I noticed that in marketing yourself, especially through a speech, the words you say must not only be meaningful, but also shake you to your very core.
I want to applaud Obama for his very well done speech. He definitely got peoples’ attention earning his fair share of respect and criticisms, which only tells us his speech was heard – loud and clear.
Obama has wanted to pass a bipartisan bill since his seat in office, but with no help from the Republican leaders in the House, the immigration system continues to suffer.
I’m going to pick apart his speech and help us understand why he was effective in delivering his message.
First, he starts on a positive note with a hint of history to get that rush of pride flowing through all Americans:
“For more than 200 years, our tradition of welcoming immigrants from around the world has given us a tremendous advantage over other nations.”
He addresses the problem head on. He doesn’t keep us in the dark. He tells us that it’s time to face the truth:
“But today, our immigration system is broken, and everybody knows it.”
He gives us the facts. And nothing speaks louder than the facts:
“Today, we have more agents and technology deployed to secure our southern border than at any time in our history. And over the past six years, illegal border crossings have been cut by more than half. Although this summer, there was a brief spike in unaccompanied children being apprehended at our border, the number of such children is now actually lower than it’s been in nearly two years. Overall, the number of people trying to cross our border illegally is at its lowest level since the 1970s. Those are the facts.”
He demonstrates and reinforces his stance and authority as president. This confidence reassures Americans and will only make others fonder towards this nation:
“But until that happens, there are actions I have the legal authority to take as President – the same kinds of actions taken by Democratic and Republican Presidents before me – that will help make our immigration system more fair and more just.”
He brings us back to the main message quickly with a clever literary technique that only makes his message stronger:
“Felons, not families. Criminals, not children.” These are the individuals that will be deported, but not those who have lived here a long time and have become a part of the American life.
He gives a 360 approach. He addresses certain misinterpretations people may have of his intentions:
“I know some of the critics of this action call it amnesty. Well, it’s not. Amnesty is the immigration system we have today – millions of people who live here without paying their taxes or playing by the rules, while politicians use the issue to scare people and whip up votes at election time.”
Nice family touch, Barack:
He understands many may disagree with his actions, after all, his ancestors too did go through “painstaking work” to become citizens.
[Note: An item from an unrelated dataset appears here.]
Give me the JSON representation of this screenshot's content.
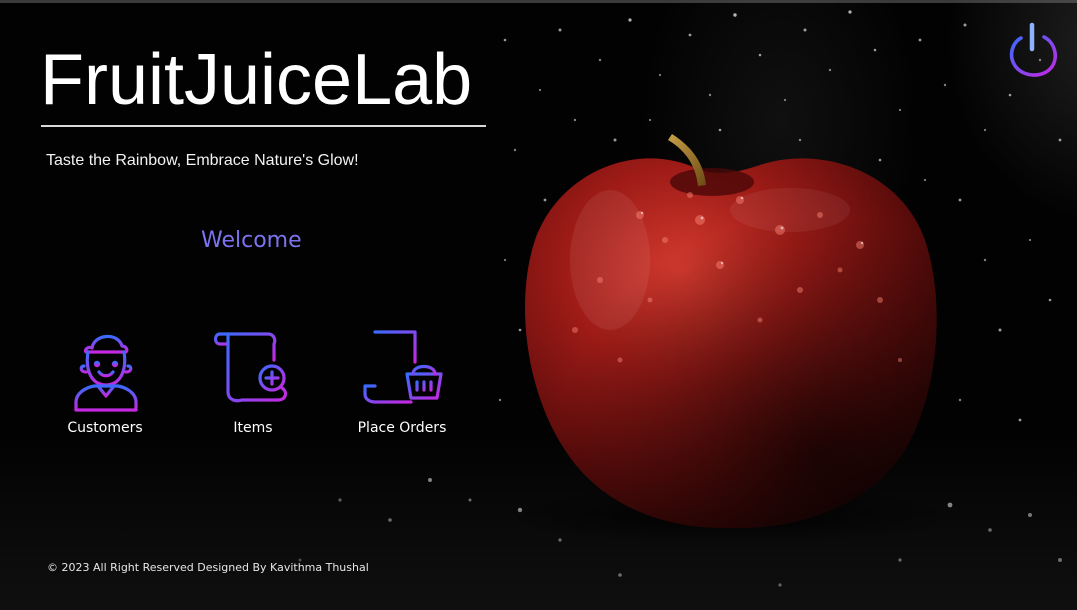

No one should get a free pass towards American citizenship.
He reminds us of the bigger picture these actions will support and throws in some rhetorical questions for emphasis:
“Are we a nation that accepts the cruelty of ripping children from their parents’ arms? Or are we a nation that values families, and works to keep them together?”
He gives a story of a young girl, Astrid Silva, who lived in the shadows all her life, but dared to strive and make a life for herself in America.
An emotional touch will do the trick. How can you not feel for this girl whose “…only possessions were a cross, her doll, and the frilly dress she had on.”
He shows his religious side and references the Bible:
“Scripture tells us that we shall not oppress a stranger, for we know the heart of a stranger – we were strangers once, too.”
And wraps it up neatly with a rephrase of his introduction:
“My fellow Americans, we are and always will be a nation of immigrants.”
Well done, Obama.
(All quotes from his speech was taken from USA Today)
Go to bed now,